The long-awaited July supply and demand report has been released and did contain a few surprises. Corn yield was left unchanged from June, at 166 bushels per acre, and acres were upped to 91.7 million from last month’s 89.8 million.
This will give the United States a crop of 13.875 billion bushels, 195 million more than projected last month. Few changes were made to corn demand, giving us a new crop carryout estimate of 2.01 billion bushels. This is 335 million more than the June prediction, and above the range of trade expectations.
Updated soybean data gave us a 4.6 million-acre reduction to plantings and a 1 bushel per acre yield cut. This puts the national average soybean yield estimate at 48.5 bushels and a crop of 3.845 billion bushels.
We did see a slight reduction to demand, but a tightening of new-crop reserves is still expected. New-crop soybean ending stocks are now projected at 795 million bushels, compared to 1.045 billion estimated in June.
Few changes were made to the wheat balance sheets, but that grain received the most bullish reaction. Wheat ending stocks are now estimated at an even 1 billion bushels, down 72 million from last month.
The global numbers were mixed. World corn ending stocks for the 2019/20 marketing year are pegged at 198.9 million metric tons, up 8.4 million from June. The world soybean carryout number is 104.5 million metric tons, 8.2 million fewer than last month’s projection.
Global wheat carryout is now estimated at 286.5 million metric tons, down 7.8 million from June.
While commodity production is an issue in the U.S., this is not the case in the world market, especially on corn. Three of the world’s leading corn-producing countries – Brazil, Argentina, and Ukraine – are all expecting record crops this year.
It is currently believed that among these three sources they will add nearly 2 billion bushels of corn to the world supply this year. This will easily negate any loss to the U.S. crop. Brazil has already upped its corn export forecast for this coming year to 38 million metric tons; this compares to the country’s 31 million projection in March.
One area in which the U.S. is seeing solid demand is for beef and pork, although numbers do trail trade expectations. According to Census data, U.S. beef exports in May were up 11.8 percent from a year ago. During the month a record 63.2 million pounds of beef were exported to South Korea.
May’s pork exports were up roughly 1 percent from May 2018, with China taking 56.8 million pounds.
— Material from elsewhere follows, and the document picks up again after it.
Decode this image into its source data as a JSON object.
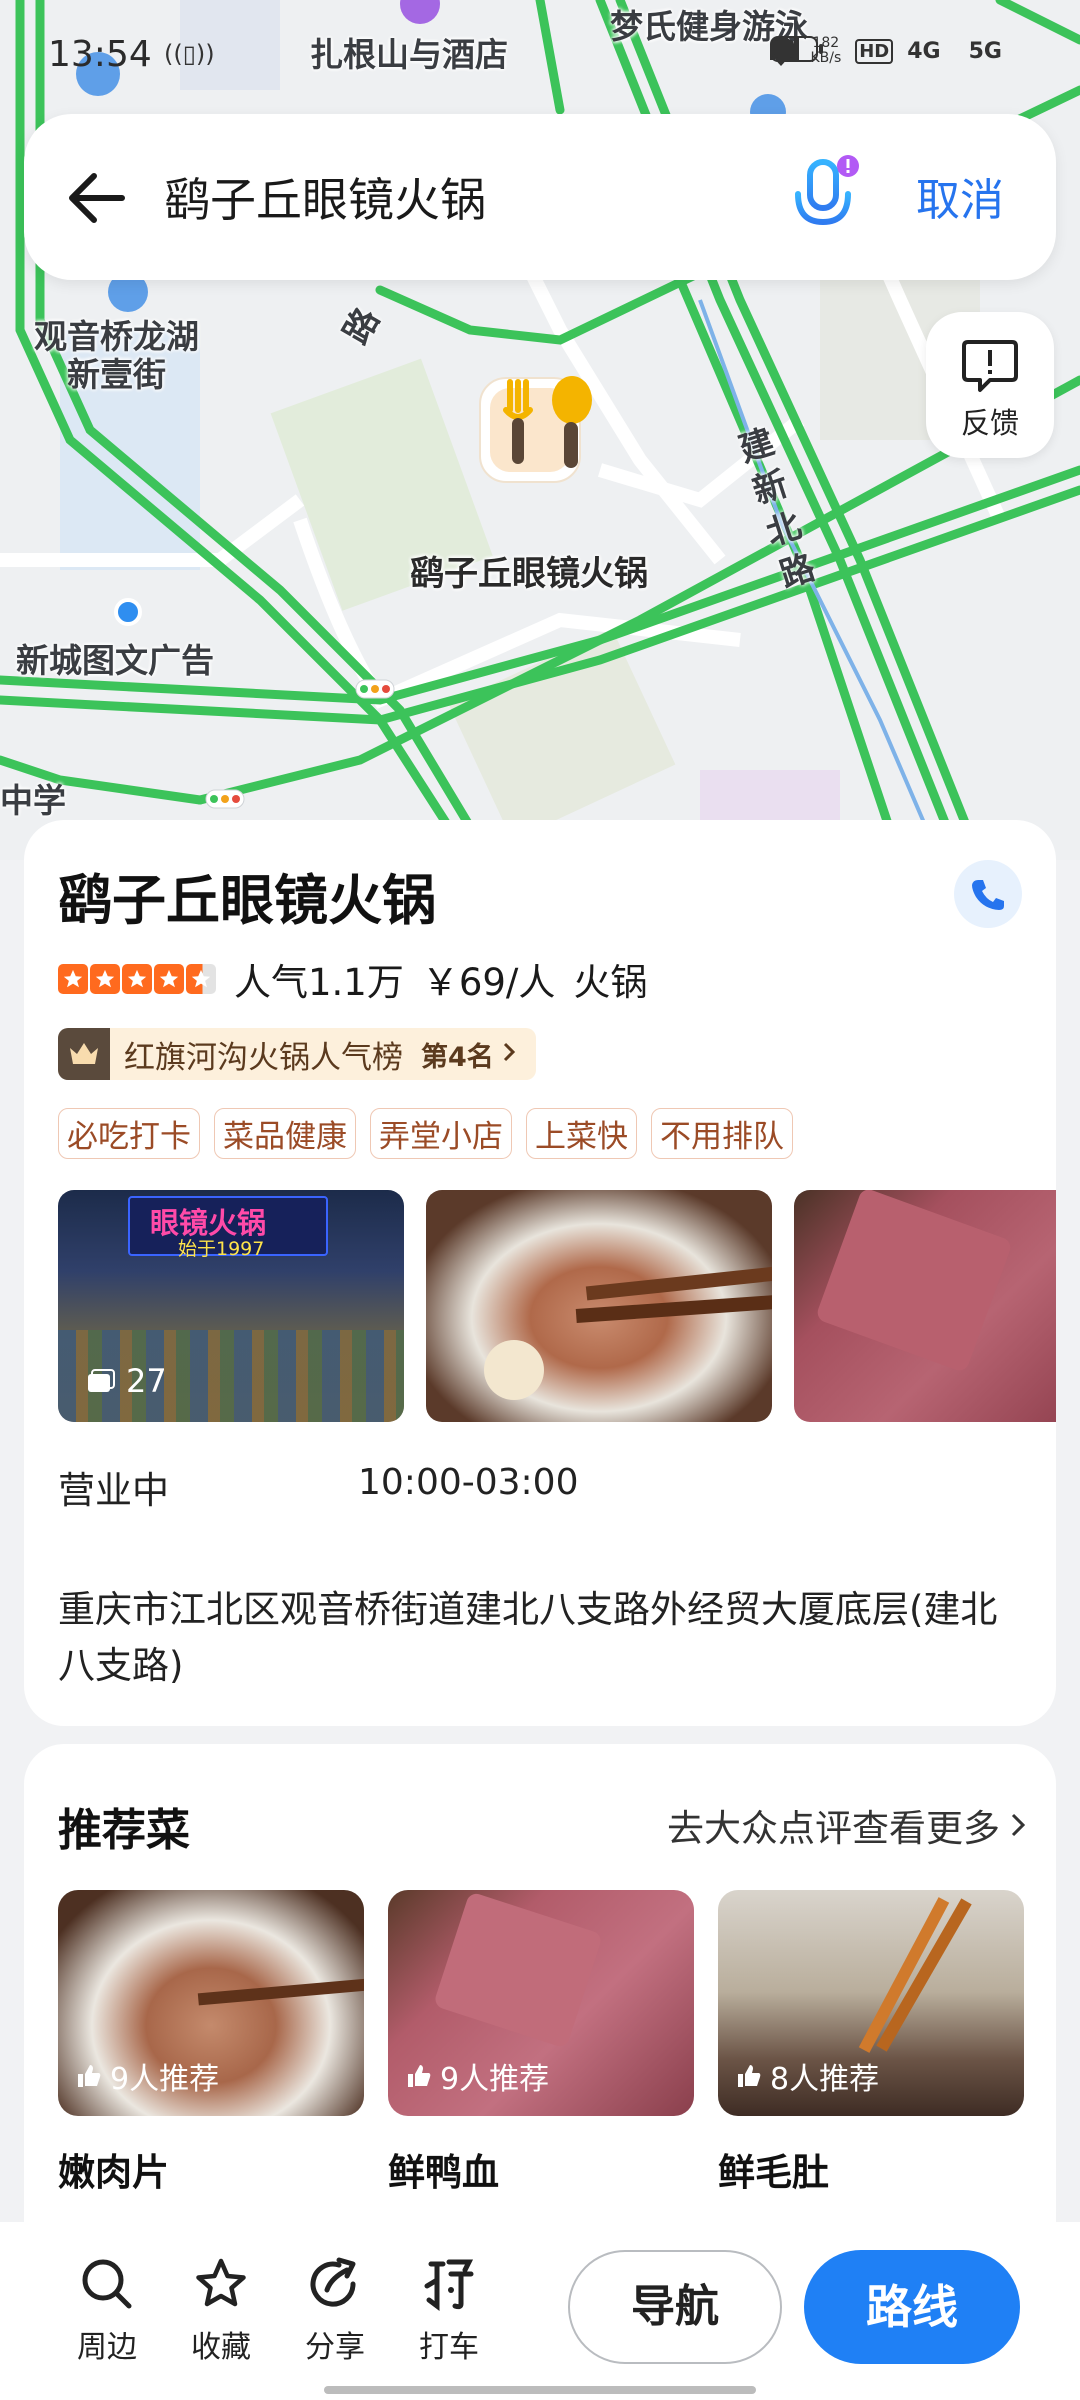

This was the highest volume of pork exported to China in the past three years.
Even though China has bought some U.S. pork, more business may be coming. Trade is becoming increasingly optimistic that China will eventually import larger volumes of U.S. pork, even with tariffs in place. This is because of the loss in China’s domestic pork production from African swine fever (ASF), which now stands at 30 percent of its hog herd. Initially it was thought this loss would only total 16 percent.
Another country that may need imports of pork is Vietnam. ASF is spreading rapidly across Vietnam and wiping out large volumes of hogs there as well. Even if these buyers opt for other pork supplies, it will still create a void in the global market that the U.S. will be able to fill.
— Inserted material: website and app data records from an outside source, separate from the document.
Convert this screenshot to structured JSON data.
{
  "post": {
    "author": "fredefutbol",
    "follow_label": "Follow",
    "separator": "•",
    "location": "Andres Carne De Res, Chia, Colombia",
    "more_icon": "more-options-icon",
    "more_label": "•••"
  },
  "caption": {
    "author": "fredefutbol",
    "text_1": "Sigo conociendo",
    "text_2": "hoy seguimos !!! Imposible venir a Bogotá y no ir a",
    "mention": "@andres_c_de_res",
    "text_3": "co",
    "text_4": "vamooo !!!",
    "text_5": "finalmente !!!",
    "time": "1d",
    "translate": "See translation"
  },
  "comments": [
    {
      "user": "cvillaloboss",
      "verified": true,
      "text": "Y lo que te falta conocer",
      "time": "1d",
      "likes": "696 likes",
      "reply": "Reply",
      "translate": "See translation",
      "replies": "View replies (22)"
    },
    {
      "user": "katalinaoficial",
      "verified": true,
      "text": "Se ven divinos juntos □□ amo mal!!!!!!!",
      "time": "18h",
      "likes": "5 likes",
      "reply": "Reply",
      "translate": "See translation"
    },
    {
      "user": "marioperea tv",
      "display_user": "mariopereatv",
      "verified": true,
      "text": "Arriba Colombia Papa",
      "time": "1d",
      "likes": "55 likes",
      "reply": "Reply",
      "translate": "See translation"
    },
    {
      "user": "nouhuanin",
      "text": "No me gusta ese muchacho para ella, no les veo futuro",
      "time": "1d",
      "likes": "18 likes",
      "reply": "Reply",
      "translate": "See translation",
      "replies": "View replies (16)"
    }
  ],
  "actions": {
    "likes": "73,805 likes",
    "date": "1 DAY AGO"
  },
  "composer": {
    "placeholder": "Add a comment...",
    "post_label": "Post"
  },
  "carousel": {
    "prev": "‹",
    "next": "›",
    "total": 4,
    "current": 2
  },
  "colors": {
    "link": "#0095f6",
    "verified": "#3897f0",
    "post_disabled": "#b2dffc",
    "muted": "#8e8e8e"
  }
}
While talks are still taking place between the U.S. and China on trade issues, little progress has been made in recent weeks. This is a little concerning for trade, as hopes were that the meeting between the two sides at the G20 Summit would have brought more business. This is especially the case after China bought a large 20 million bushels of U.S. soybeans just prior to the talks.
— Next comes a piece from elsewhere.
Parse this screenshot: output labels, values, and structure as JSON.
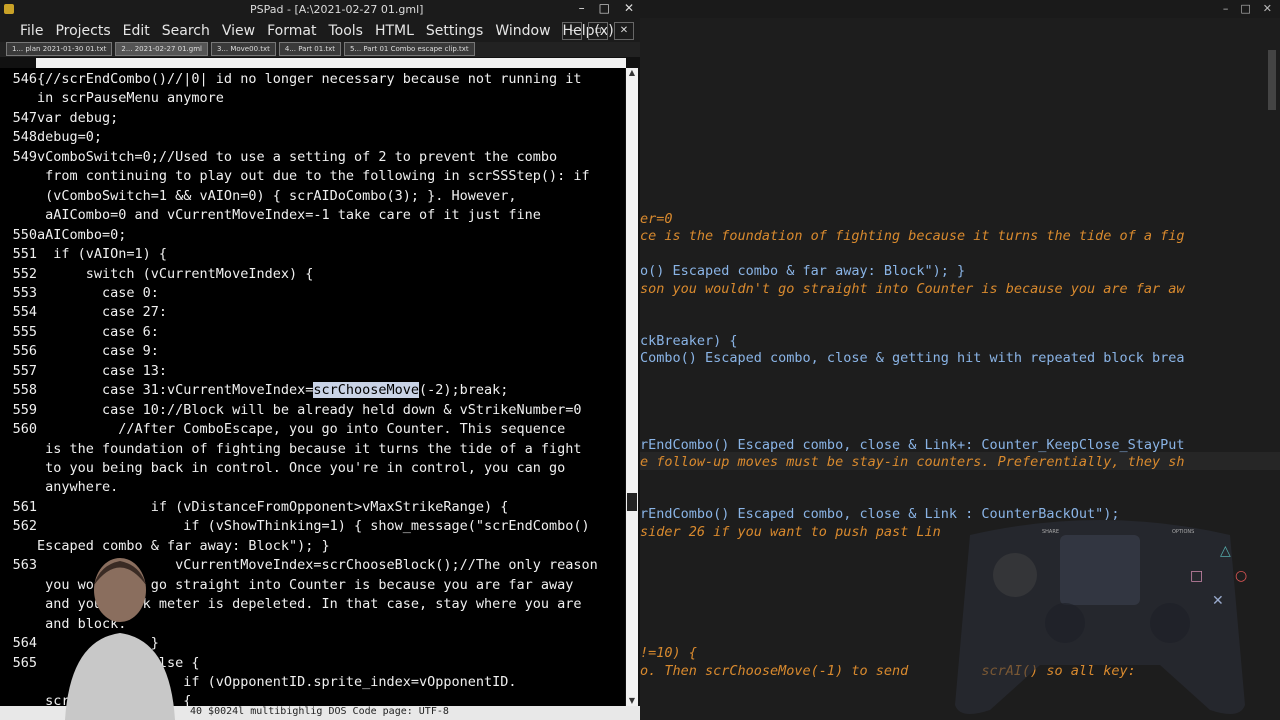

China is again booking soybeans from South America, though, indicating the purchase was more of a “good faith” move than out of need. Many of the same issues continue to hinder a resolution to the dispute, mainly the tariffs the U.S. has in place on Chinese imports.
According to a survey conducted by Creighton University, ag lenders across the U.S. are seeing a rise in loan defaults. Lenders across 10 states claim that just over a quarter of them are seeing rising defaults and one-third expect to see defaults rise this year. A large 50 percent of lenders are seeing farmers exit the ag industry altogether.
The new-crop corn/soybean price ratio is again being noticed by trade. This ratio is holding close to 2:1, which is an indication of elevated corn plantings. This is in response to the poor corn crop that is expected this year and the need for more corn production next year.
There is a different way of looking at this, though, and it could be that the soy complex is trying to deter plantings with lower values. If this thought is correct, it could favor corn plantings without a rally in futures.
Karl Setzer is Commodity Market Analyst for AgriVisor. His market commentary can be found on Twitter via @ksetzergrains The opinions and views in this commentary are solely those of Karl Setzer. Data used for this commentary obtained from various sources are believed to be a